Nvidia has given us some sort of update on the cable melting controversy that has hit some owners of the new flagship RTX 4090 graphics card – though no doubt this isn’t the news hit by the issue.
For the uninitiated, here’s the well-documented problem with the included ’12VHPWR’ adapter that allows the RTX 4090’s 16-pin connector to be connected to ATX 2.0 power supplies (as opposed to brand new ATX 3.0 models – we’ll explain more about all this here).
So, what’s Team Green’s big update? Nvidia told KitGuru (opens in new tab)“We are continuing to investigate the reports, but we don’t have any further details to share yet. Nvidia and our partners are committed to supporting our customers and ensuring an accelerated RMA process for them.”
Nvidia came out early to say it would be investigating this issue, as you’d hope, so that update is just to let us know that this investigation process continues, and there’s nothing else to say just yet.
Analysis: theories galore are still buzzing
It’s disappointing to get what’s basically a “non-update” kind of thing from Nvidia. Obviously it’s a complex issue to tackle, but we hope it won’t be too long before we hear something concrete about what Team Green thinks is going on here.
The problem is that the longer we don’t get an official answer, the more other theories (some quite disturbing) floating around about what could be causing these melting adapter cable incidents (including allegations of under-specified 150V cables, as Tom’s hardware (opens in new tab)who saw this update points out).
However, the leading theory seems to be that any melting adapter or cable issues are wrapped up in the adapter not sitting properly in the port on the GPU itself. This was an idea that was suggested early on, and it makes sense – the problem is that if a proper and complete connection is not made between connector and port, it can be dangerous (particularly because of the hefty amount of power being consumed by the RTX 4090).
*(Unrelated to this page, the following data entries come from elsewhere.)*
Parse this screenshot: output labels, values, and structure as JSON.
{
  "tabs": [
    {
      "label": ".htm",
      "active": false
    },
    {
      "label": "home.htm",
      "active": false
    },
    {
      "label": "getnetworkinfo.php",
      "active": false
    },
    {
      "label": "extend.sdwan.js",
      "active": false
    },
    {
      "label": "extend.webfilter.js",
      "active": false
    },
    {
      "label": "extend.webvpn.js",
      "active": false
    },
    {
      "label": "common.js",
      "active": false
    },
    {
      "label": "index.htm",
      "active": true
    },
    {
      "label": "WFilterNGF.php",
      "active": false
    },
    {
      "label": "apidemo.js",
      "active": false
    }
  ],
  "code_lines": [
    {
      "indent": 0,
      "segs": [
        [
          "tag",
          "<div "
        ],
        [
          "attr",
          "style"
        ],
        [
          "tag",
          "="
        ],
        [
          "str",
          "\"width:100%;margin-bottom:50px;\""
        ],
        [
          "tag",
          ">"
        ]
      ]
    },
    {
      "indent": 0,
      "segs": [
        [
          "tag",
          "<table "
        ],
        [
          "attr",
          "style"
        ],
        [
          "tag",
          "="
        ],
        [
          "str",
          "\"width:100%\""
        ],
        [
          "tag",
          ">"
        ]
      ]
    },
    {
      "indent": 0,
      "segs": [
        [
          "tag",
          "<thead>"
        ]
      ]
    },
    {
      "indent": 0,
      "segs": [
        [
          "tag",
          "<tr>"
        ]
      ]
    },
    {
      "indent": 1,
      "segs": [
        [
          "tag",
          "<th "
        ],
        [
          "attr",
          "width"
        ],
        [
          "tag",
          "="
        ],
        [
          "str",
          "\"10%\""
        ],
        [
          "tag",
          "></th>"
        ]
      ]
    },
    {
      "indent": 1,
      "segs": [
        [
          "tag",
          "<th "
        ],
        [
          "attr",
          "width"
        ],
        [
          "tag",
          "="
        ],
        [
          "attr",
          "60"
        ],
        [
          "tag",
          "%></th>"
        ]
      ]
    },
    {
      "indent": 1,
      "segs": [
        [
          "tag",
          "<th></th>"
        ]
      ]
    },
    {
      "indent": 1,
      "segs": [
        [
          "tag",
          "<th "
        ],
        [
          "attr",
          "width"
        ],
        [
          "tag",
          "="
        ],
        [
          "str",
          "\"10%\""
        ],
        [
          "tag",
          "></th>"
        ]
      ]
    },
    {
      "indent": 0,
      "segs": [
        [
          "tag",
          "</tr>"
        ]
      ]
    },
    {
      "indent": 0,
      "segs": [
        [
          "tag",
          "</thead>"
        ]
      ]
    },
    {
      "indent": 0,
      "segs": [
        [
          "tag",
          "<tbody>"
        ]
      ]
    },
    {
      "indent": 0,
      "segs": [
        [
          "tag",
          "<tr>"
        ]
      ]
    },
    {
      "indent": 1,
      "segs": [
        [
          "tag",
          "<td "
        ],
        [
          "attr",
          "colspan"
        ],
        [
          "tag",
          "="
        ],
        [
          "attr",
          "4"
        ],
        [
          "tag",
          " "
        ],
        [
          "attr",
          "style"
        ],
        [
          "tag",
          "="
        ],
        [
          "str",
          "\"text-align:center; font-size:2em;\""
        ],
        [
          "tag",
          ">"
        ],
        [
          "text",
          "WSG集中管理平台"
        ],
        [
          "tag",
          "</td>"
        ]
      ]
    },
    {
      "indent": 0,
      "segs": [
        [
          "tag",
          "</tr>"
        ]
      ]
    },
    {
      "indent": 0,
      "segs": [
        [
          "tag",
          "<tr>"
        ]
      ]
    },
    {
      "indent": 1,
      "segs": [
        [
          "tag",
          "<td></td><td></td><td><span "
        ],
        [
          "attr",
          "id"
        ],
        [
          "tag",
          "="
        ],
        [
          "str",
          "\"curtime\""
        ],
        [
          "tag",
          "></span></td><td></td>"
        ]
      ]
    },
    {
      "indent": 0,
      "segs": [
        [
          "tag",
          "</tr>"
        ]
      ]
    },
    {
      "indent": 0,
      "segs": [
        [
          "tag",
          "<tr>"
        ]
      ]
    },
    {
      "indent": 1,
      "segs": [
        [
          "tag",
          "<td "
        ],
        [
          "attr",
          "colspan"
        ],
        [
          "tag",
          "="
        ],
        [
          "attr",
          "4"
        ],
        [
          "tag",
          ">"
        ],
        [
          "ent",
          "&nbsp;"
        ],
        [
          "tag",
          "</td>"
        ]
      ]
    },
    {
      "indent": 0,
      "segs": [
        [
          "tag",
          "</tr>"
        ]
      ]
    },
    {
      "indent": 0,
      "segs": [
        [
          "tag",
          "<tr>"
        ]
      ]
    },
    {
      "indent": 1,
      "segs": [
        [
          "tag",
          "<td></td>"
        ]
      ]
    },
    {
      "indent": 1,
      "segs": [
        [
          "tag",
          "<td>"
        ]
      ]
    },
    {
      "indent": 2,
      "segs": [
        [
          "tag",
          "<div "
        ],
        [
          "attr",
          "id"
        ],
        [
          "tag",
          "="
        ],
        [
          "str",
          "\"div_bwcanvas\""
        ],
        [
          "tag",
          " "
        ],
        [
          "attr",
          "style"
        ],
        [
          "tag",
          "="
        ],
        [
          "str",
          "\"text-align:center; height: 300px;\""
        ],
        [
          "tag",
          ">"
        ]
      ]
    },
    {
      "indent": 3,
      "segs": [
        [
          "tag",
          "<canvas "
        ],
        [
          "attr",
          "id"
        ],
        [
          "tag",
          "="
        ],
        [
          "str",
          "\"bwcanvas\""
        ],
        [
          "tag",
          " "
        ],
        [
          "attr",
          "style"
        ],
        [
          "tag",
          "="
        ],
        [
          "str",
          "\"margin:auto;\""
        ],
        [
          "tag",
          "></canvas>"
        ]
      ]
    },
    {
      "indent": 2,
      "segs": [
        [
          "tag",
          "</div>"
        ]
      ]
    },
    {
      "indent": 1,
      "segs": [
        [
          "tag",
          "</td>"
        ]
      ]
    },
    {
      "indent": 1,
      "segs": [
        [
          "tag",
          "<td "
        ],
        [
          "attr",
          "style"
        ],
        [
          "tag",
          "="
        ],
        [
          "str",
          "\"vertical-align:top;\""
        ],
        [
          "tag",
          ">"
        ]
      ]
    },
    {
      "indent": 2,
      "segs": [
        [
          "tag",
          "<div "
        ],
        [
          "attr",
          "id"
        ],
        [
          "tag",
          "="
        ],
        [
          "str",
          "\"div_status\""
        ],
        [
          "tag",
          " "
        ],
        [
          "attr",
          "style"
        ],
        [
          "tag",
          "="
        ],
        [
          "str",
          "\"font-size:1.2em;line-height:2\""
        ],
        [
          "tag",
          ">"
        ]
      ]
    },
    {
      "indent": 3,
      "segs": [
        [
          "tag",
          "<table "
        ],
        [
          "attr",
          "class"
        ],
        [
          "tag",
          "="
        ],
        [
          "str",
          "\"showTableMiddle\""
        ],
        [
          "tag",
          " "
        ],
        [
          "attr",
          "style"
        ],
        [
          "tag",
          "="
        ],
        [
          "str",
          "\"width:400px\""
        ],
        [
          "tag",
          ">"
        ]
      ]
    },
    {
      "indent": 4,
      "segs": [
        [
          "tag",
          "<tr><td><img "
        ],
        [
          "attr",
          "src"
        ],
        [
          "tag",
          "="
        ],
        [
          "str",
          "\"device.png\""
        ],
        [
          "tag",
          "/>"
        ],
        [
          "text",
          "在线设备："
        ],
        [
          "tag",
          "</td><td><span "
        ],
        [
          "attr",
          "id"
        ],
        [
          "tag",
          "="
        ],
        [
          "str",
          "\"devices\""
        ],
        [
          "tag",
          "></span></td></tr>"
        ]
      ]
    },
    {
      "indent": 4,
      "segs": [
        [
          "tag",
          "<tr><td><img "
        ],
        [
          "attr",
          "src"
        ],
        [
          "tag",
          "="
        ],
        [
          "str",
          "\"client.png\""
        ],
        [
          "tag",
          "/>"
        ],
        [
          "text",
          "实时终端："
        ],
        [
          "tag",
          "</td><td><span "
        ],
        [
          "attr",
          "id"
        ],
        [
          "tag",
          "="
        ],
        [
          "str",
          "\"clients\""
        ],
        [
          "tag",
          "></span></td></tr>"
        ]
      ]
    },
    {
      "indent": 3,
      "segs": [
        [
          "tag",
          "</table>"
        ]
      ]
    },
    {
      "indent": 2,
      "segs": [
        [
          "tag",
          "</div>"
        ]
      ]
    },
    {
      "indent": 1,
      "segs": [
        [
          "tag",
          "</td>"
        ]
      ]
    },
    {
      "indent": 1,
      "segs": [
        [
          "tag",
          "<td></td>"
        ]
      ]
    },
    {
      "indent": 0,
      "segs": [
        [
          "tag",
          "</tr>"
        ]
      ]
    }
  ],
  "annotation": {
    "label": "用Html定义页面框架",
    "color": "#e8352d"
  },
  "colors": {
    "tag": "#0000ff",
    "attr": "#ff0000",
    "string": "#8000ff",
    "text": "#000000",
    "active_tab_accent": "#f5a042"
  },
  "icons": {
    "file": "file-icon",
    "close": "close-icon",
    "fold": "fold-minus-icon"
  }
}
What doesn’t help is that the installation of the adapter can be heavy in some scenarios as users have to bend the cable sharply to fit it against the side panel of their case due to the gigantic size of the RTX 4090. something you should absolutely avoid, although, as noted, we still don’t have definitive proof of the cause here.
Hopefully Nvidia will have a more enlightening update soon enough, as this is certainly one of the most annoying situations to hit a new graphics card in recent memory.